Editors, Daily Planet: 

I understand Michelle Lerager’s consternation over Berkeley police actions toward bicyclists (Aug. 7). It is strange that they would crack down on erratic cycling when there are thousands of irresponsible, dangerous and selfish automobile drivers on our streets. 

The bicycle is only a threat or traffic nuisance if you drive a car. Few pedestrians will complain about bicycles, and those only because some cyclists are so intimidated by cars that they ride on sidewalks, an activity cycling activists condemn. The truth is, most bicyclists have drivers licenses, most know how to drive a car and are aware of the rules of the road. 

In fact, bicycle advocates in the late 1890s went to court repeatedly to gain recognition as vehicles. Even the Supreme Court decided that yes, bicycles are entitled to the road, and are subject to all rules therein. So, why do we ride so crazily? Well, first, we aren’t given our rights by the steel and glass monsters we share the road with, and second, we have this little problem of maintaining our forward momentum. 

I demand cars give up road space to everyone else, and if I could have one exception to the rules of the road governing bicycles, I would fix the state vehicle code and solve Michelle Lerager’s problem by passing legislation that says STOP equals YIELD for bicycles. 

Hank Chapot 





Editors, Daily Planet: 

I went to mail a letter one morning a few weeks ago and was surprised to see that the mailbox on the corner of MLK and Cedar had been removed. 

I’ve since noticed that a number of other mailboxes have ‘gone missing’. 

Where have they gone and how can we get them back? 

I would have preferred more mailboxes, not fewer, as they already seemed too few and far between. 

Eve Fox 



Editors, Daily Planet: 

This is a letter to Michael “Ad Hominen” Hardesty. Mr. Hardesty, do you really believe that Chauncey Bailey would be alive today had he been carrying a gun when he was shot down in cold blood last Thursday?
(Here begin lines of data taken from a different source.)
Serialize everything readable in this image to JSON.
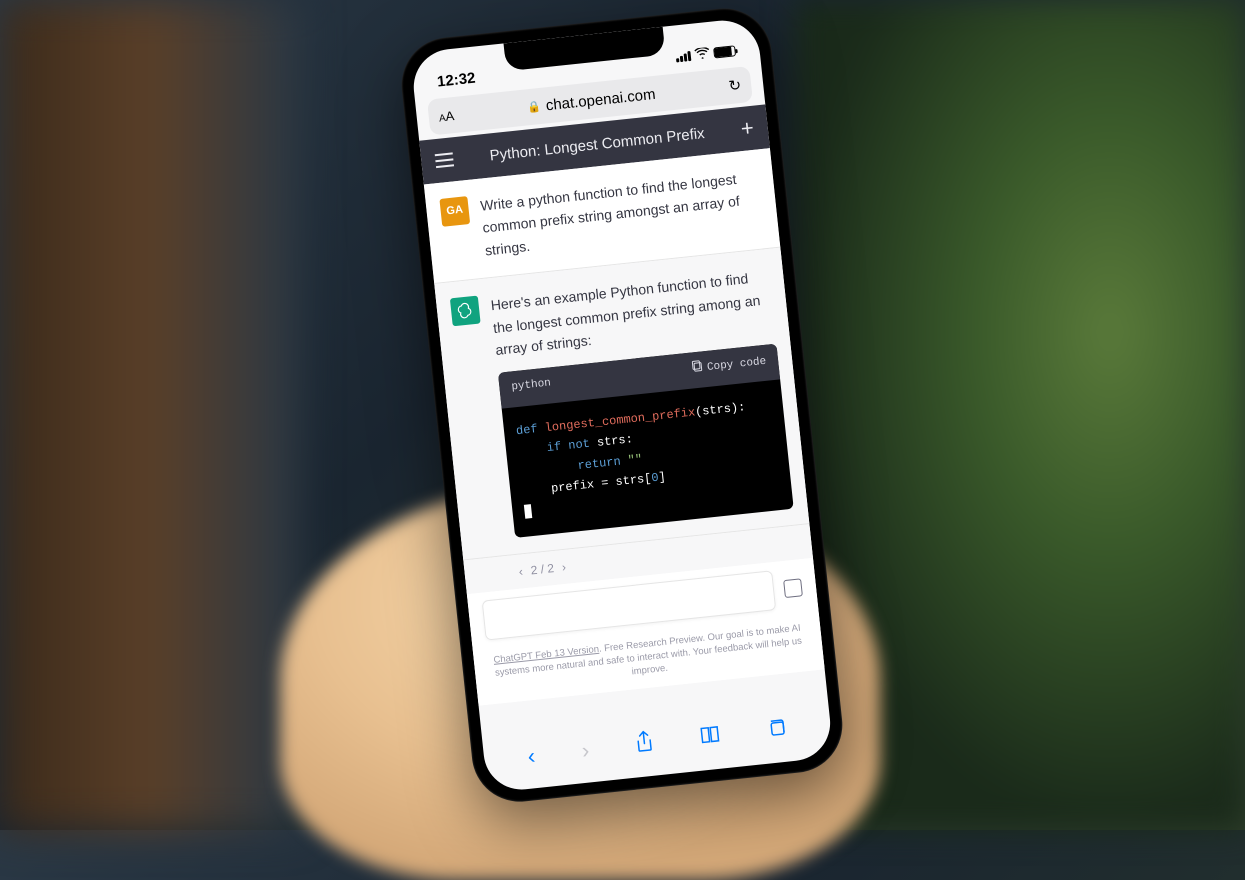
{
  "status": {
    "time": "12:32"
  },
  "browser": {
    "text_size_label": "AA",
    "url": "chat.openai.com",
    "refresh_icon": "↻"
  },
  "chat": {
    "title": "Python: Longest Common Prefix",
    "user_avatar": "GA",
    "user_message": "Write a python function to find the longest common prefix string amongst an array of strings.",
    "assistant_intro": "Here's an example Python function to find the longest common prefix string among an array of strings:",
    "code": {
      "language": "python",
      "copy_label": "Copy code",
      "line1_kw": "def",
      "line1_fn": "longest_common_prefix",
      "line1_rest": "(strs):",
      "line2_kw": "if not",
      "line2_rest": " strs:",
      "line3_kw": "return",
      "line3_str": " \"\"",
      "line4_a": "prefix = strs[",
      "line4_num": "0",
      "line4_b": "]"
    },
    "pagination": {
      "prev": "‹",
      "label": "2 / 2",
      "next": "›"
    }
  },
  "footer": {
    "version_link": "ChatGPT Feb 13 Version",
    "disclaimer": ". Free Research Preview. Our goal is to make AI systems more natural and safe to interact with. Your feedback will help us improve."
  }
}
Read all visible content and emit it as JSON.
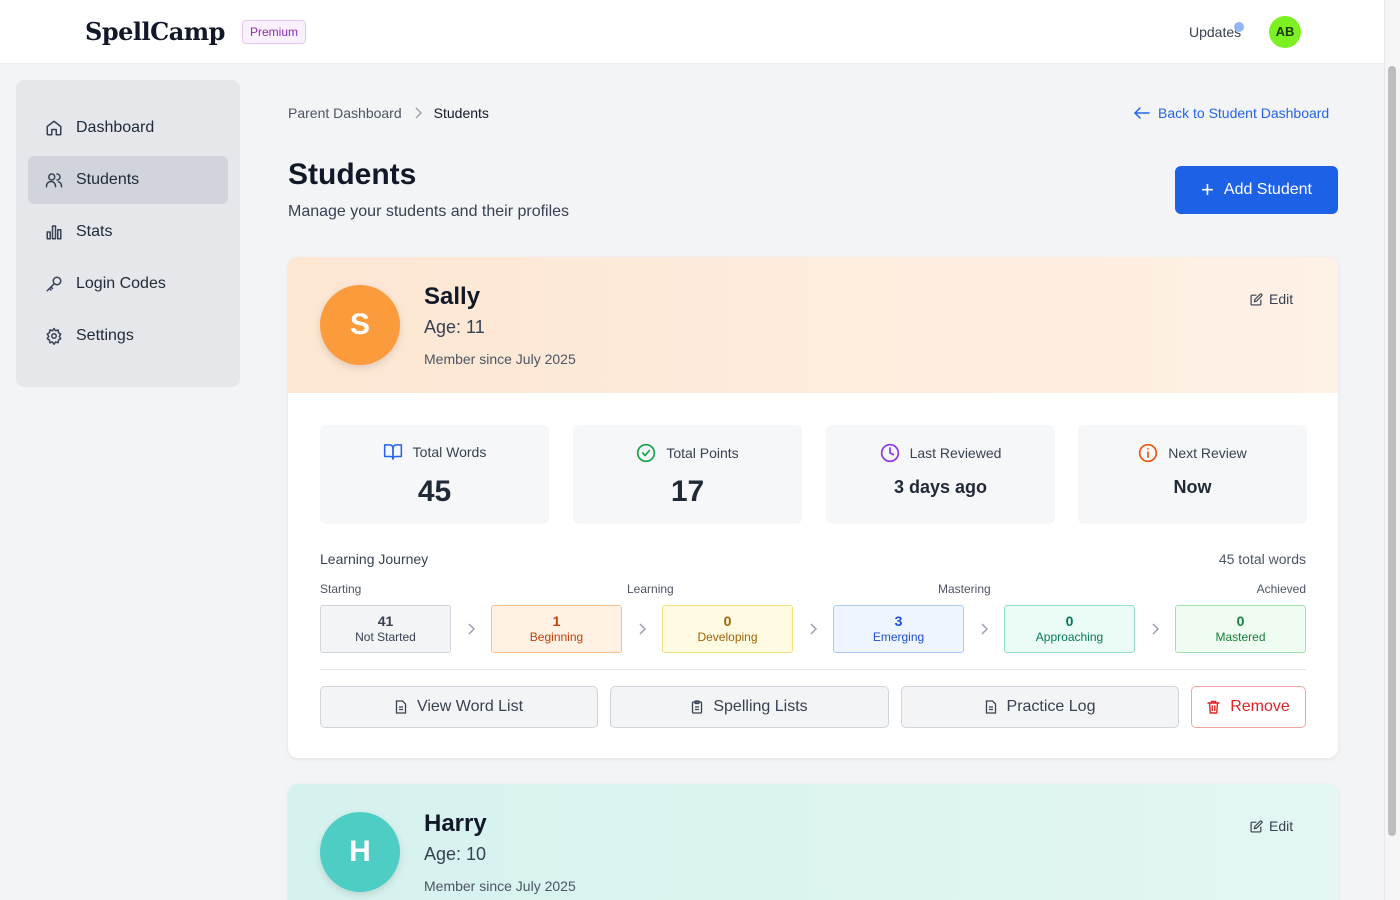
{
  "header": {
    "logo": "SpellCamp",
    "badge": "Premium",
    "updates": "Updates",
    "avatar_initials": "AB"
  },
  "sidebar": {
    "items": [
      {
        "label": "Dashboard",
        "icon": "home-icon"
      },
      {
        "label": "Students",
        "icon": "users-icon",
        "active": true
      },
      {
        "label": "Stats",
        "icon": "bar-chart-icon"
      },
      {
        "label": "Login Codes",
        "icon": "key-icon"
      },
      {
        "label": "Settings",
        "icon": "gear-icon"
      }
    ]
  },
  "breadcrumb": {
    "parent": "Parent Dashboard",
    "current": "Students"
  },
  "back_link": "Back to Student Dashboard",
  "page": {
    "title": "Students",
    "subtitle": "Manage your students and their profiles",
    "add_button": "Add Student"
  },
  "students": [
    {
      "initial": "S",
      "name": "Sally",
      "age": "Age: 11",
      "since": "Member since July 2025",
      "edit": "Edit",
      "color": "#fb9b3c",
      "stats": [
        {
          "label": "Total Words",
          "value": "45"
        },
        {
          "label": "Total Points",
          "value": "17"
        },
        {
          "label": "Last Reviewed",
          "value": "3 days ago"
        },
        {
          "label": "Next Review",
          "value": "Now"
        }
      ],
      "journey": {
        "title": "Learning Journey",
        "total": "45 total words",
        "phases": [
          "Starting",
          "Learning",
          "Mastering",
          "Achieved"
        ],
        "stages": [
          {
            "count": "41",
            "label": "Not Started"
          },
          {
            "count": "1",
            "label": "Beginning"
          },
          {
            "count": "0",
            "label": "Developing"
          },
          {
            "count": "3",
            "label": "Emerging"
          },
          {
            "count": "0",
            "label": "Approaching"
          },
          {
            "count": "0",
            "label": "Mastered"
          }
        ]
      },
      "actions": [
        "View Word List",
        "Spelling Lists",
        "Practice Log",
        "Remove"
      ]
    },
    {
      "initial": "H",
      "name": "Harry",
      "age": "Age: 10",
      "since": "Member since July 2025",
      "edit": "Edit",
      "color": "#4ecdc4"
    }
  ],
  "colors": {
    "accent": "#1d62e6",
    "premium": "#8b2fb3",
    "remove": "#dc2626"
  }
}
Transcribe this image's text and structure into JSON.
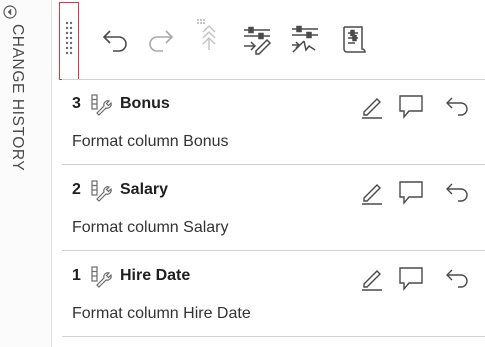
{
  "panel": {
    "title": "CHANGE HISTORY",
    "collapse_icon": "collapse-left-icon"
  },
  "toolbar": {
    "buttons": [
      {
        "name": "undo-button",
        "icon": "undo-arrow-icon"
      },
      {
        "name": "redo-button",
        "icon": "redo-arrow-icon"
      },
      {
        "name": "collapse-steps-button",
        "icon": "grid-up-chevrons-icon"
      },
      {
        "name": "edit-filter-button",
        "icon": "sliders-pen-icon"
      },
      {
        "name": "apply-steps-button",
        "icon": "sliders-arrow-icon"
      },
      {
        "name": "script-button",
        "icon": "script-icon"
      }
    ]
  },
  "history": [
    {
      "number": "3",
      "column": "Bonus",
      "description": "Format column Bonus",
      "kind_icon": "column-format-wrench-icon"
    },
    {
      "number": "2",
      "column": "Salary",
      "description": "Format column Salary",
      "kind_icon": "column-format-wrench-icon"
    },
    {
      "number": "1",
      "column": "Hire Date",
      "description": "Format column Hire Date",
      "kind_icon": "column-format-wrench-icon"
    }
  ],
  "entry_actions": [
    "edit-pencil-icon",
    "comment-icon",
    "revert-arrow-icon"
  ],
  "colors": {
    "accent_highlight": "#d9363e",
    "icon_stroke": "#4a4a4a",
    "separator": "#d2d2d2"
  }
}
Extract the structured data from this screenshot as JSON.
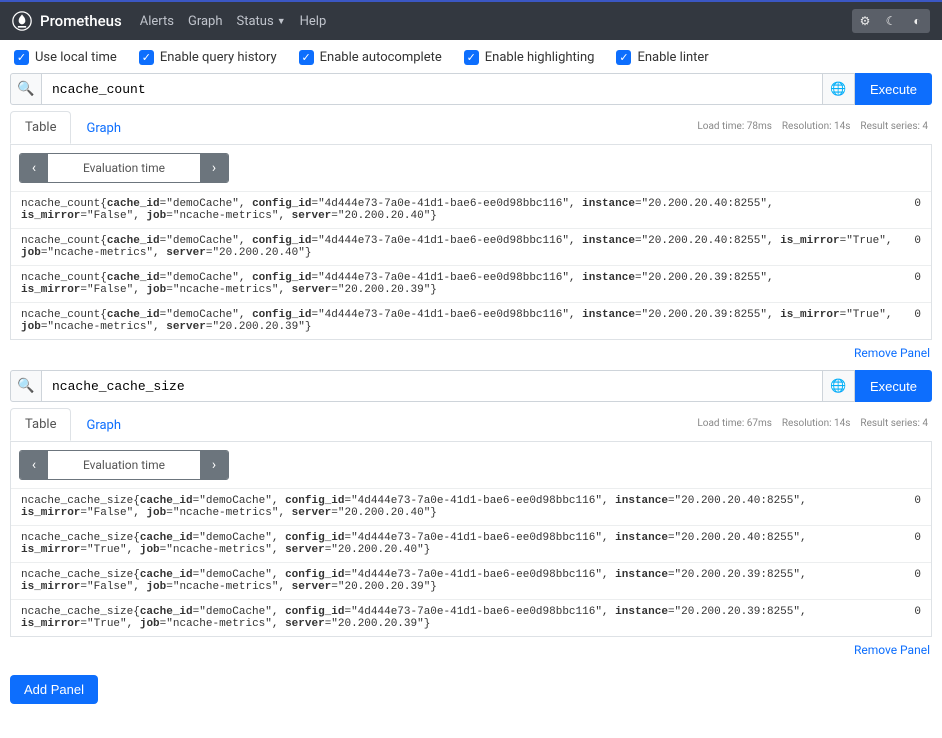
{
  "brand": "Prometheus",
  "nav": {
    "alerts": "Alerts",
    "graph": "Graph",
    "status": "Status",
    "help": "Help"
  },
  "options": {
    "local_time": "Use local time",
    "query_history": "Enable query history",
    "autocomplete": "Enable autocomplete",
    "highlighting": "Enable highlighting",
    "linter": "Enable linter"
  },
  "execute": "Execute",
  "tabs": {
    "table": "Table",
    "graph": "Graph"
  },
  "eval_label": "Evaluation time",
  "remove": "Remove Panel",
  "add": "Add Panel",
  "panels": [
    {
      "expr": "ncache_count",
      "stats": {
        "load": "Load time: 78ms",
        "res": "Resolution: 14s",
        "series": "Result series: 4"
      },
      "rows": [
        {
          "metric": "ncache_count{<b>cache_id</b>=\"demoCache\", <b>config_id</b>=\"4d444e73-7a0e-41d1-bae6-ee0d98bbc116\", <b>instance</b>=\"20.200.20.40:8255\", <b>is_mirror</b>=\"False\", <b>job</b>=\"ncache-metrics\", <b>server</b>=\"20.200.20.40\"}",
          "value": "0"
        },
        {
          "metric": "ncache_count{<b>cache_id</b>=\"demoCache\", <b>config_id</b>=\"4d444e73-7a0e-41d1-bae6-ee0d98bbc116\", <b>instance</b>=\"20.200.20.40:8255\", <b>is_mirror</b>=\"True\", <b>job</b>=\"ncache-metrics\", <b>server</b>=\"20.200.20.40\"}",
          "value": "0"
        },
        {
          "metric": "ncache_count{<b>cache_id</b>=\"demoCache\", <b>config_id</b>=\"4d444e73-7a0e-41d1-bae6-ee0d98bbc116\", <b>instance</b>=\"20.200.20.39:8255\", <b>is_mirror</b>=\"False\", <b>job</b>=\"ncache-metrics\", <b>server</b>=\"20.200.20.39\"}",
          "value": "0"
        },
        {
          "metric": "ncache_count{<b>cache_id</b>=\"demoCache\", <b>config_id</b>=\"4d444e73-7a0e-41d1-bae6-ee0d98bbc116\", <b>instance</b>=\"20.200.20.39:8255\", <b>is_mirror</b>=\"True\", <b>job</b>=\"ncache-metrics\", <b>server</b>=\"20.200.20.39\"}",
          "value": "0"
        }
      ]
    },
    {
      "expr": "ncache_cache_size",
      "stats": {
        "load": "Load time: 67ms",
        "res": "Resolution: 14s",
        "series": "Result series: 4"
      },
      "rows": [
        {
          "metric": "ncache_cache_size{<b>cache_id</b>=\"demoCache\", <b>config_id</b>=\"4d444e73-7a0e-41d1-bae6-ee0d98bbc116\", <b>instance</b>=\"20.200.20.40:8255\", <b>is_mirror</b>=\"False\", <b>job</b>=\"ncache-metrics\", <b>server</b>=\"20.200.20.40\"}",
          "value": "0"
        },
        {
          "metric": "ncache_cache_size{<b>cache_id</b>=\"demoCache\", <b>config_id</b>=\"4d444e73-7a0e-41d1-bae6-ee0d98bbc116\", <b>instance</b>=\"20.200.20.40:8255\", <b>is_mirror</b>=\"True\", <b>job</b>=\"ncache-metrics\", <b>server</b>=\"20.200.20.40\"}",
          "value": "0"
        },
        {
          "metric": "ncache_cache_size{<b>cache_id</b>=\"demoCache\", <b>config_id</b>=\"4d444e73-7a0e-41d1-bae6-ee0d98bbc116\", <b>instance</b>=\"20.200.20.39:8255\", <b>is_mirror</b>=\"False\", <b>job</b>=\"ncache-metrics\", <b>server</b>=\"20.200.20.39\"}",
          "value": "0"
        },
        {
          "metric": "ncache_cache_size{<b>cache_id</b>=\"demoCache\", <b>config_id</b>=\"4d444e73-7a0e-41d1-bae6-ee0d98bbc116\", <b>instance</b>=\"20.200.20.39:8255\", <b>is_mirror</b>=\"True\", <b>job</b>=\"ncache-metrics\", <b>server</b>=\"20.200.20.39\"}",
          "value": "0"
        }
      ]
    }
  ]
}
Would he have had even a split second to draw a gun when ambushed with absolutely no warning? I don’t think so.  

Dorothy Snodgrass 




Editors, Daily Planet: 

A true “Crime Against Nature” is about to be committed against Australia’s national symbol, the kangaroo. Senate Bill 880, authored by Sen. Ron Calderon (D-Los Angeles), has passed the Senate, and will be voted on by the full Assembly when the Legislature reconvenes on Aug. 20. 

California has banned the importation of kangaroo products for more than 35 years, primarily for cruelty reasons. The adults are spot-lighted at night, then brutally gunned down. The wounded escape to suffer a lingering death. The joeys (babies) have their heads smashed. 

And for what, pray? Mostly for athletic shoes and pet food, God help us. Adidas reportedly has spent nearly a half-million dollars promoting this travesty. And Nike, too, uses kangaroo hides. Substitutes are readily and cheaply available. Soccer superstar David Beckham refuses to wear shoes made from kangaroo hide for ethical reasons. We should follow his lead. 

If SB 880 passes, the law would not be enforceable. Once the animals are skinned, it is nigh-impossible to distinguish one kangaroo from another, and many species are endangered. 

Assembly members who have already voted AYE in committee include Lois Wolk (D-Vacaville), Jared Hoffman (D-San Rafael), Tom Berryhill (R-Modesto), Charles Calderon (D-Montebello), Doug La Malfa (R-Yuba City), Nicole Parra (D-Hanford), and Bill Maze (R-Visalia). They need to hear from their constituents. 

Please contact your Assemblymember before Aug. 20. All may be written c/o the State Capitol, Sacramento, CA 95814. 

Eric Mills 

Action for Animals